What is West Nile virus?
West Nile virus is a type of virus that is spread by mosquitoes. The infection it causes may be so mild that people don't even know they have it. But in rare cases, West Nile leads to severe illness that affects the brain or spinal cord. People older than 50 are at the highest risk for serious problems from West Nile.
Most people fully recover from West Nile. But some people who get a severe infection have permanent problems such as seizures, memory loss, and brain damage. A few people die from it.
How is West Nile virus spread?
Most often, mosquitoes spread the virus by biting birds infected with the virus and then biting people.
Mosquitoes can also spread the virus to other animals, such as horses. But you can't get West Nile from these animals or from touching or kissing an infected person.
West Nile can spread through an organ transplant or a blood transfusion. That rarely happens in the United States, though, because all donated blood is screened to see if the virus is present.
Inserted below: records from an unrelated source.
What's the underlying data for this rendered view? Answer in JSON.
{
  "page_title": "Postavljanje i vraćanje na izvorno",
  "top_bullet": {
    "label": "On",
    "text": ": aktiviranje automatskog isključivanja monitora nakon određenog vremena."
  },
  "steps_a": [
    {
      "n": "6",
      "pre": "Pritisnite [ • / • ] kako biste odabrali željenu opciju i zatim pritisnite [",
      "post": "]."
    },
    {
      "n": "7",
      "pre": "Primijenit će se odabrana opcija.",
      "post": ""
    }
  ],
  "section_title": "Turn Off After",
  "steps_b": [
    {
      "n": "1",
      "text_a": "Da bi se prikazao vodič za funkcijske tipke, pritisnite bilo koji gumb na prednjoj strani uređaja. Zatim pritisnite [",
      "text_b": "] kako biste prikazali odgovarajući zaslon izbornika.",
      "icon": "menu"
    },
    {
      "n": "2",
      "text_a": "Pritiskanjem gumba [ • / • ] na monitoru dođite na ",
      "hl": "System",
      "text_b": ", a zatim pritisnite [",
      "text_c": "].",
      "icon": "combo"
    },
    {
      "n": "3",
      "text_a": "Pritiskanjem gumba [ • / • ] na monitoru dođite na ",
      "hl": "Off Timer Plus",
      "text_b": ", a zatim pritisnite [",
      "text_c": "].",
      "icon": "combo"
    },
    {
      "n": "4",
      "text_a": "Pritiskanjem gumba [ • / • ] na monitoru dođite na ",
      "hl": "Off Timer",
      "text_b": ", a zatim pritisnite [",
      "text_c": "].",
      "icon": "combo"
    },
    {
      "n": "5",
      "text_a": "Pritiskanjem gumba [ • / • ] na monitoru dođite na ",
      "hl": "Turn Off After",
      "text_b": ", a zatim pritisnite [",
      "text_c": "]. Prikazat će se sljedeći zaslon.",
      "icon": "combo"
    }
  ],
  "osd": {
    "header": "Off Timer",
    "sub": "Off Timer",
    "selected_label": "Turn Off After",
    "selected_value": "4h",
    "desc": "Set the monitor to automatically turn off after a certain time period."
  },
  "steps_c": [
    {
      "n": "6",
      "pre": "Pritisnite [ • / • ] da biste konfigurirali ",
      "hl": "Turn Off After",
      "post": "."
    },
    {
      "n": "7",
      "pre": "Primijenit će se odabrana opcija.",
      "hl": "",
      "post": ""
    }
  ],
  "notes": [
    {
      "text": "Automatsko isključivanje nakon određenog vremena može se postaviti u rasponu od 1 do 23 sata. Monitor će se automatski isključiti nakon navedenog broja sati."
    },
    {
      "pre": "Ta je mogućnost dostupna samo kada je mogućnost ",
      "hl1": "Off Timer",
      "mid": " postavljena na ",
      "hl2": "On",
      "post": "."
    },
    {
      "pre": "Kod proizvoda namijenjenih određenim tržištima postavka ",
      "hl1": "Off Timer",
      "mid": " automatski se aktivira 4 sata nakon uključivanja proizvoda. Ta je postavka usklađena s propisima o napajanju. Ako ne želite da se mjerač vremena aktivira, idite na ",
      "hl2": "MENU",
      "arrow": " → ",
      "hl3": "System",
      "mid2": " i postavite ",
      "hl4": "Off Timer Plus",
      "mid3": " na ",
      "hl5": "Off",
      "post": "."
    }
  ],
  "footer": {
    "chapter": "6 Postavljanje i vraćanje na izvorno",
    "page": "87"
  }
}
Some evidence suggests that West Nile can spread from a mom to her baby during pregnancy, at birth, or through breast milk. But the U.S. Centers for Disease Control and Prevention still recommends that women breast-feed. Breast-feeding has many benefits, and the risk of spreading the virus to babies seems to be very low.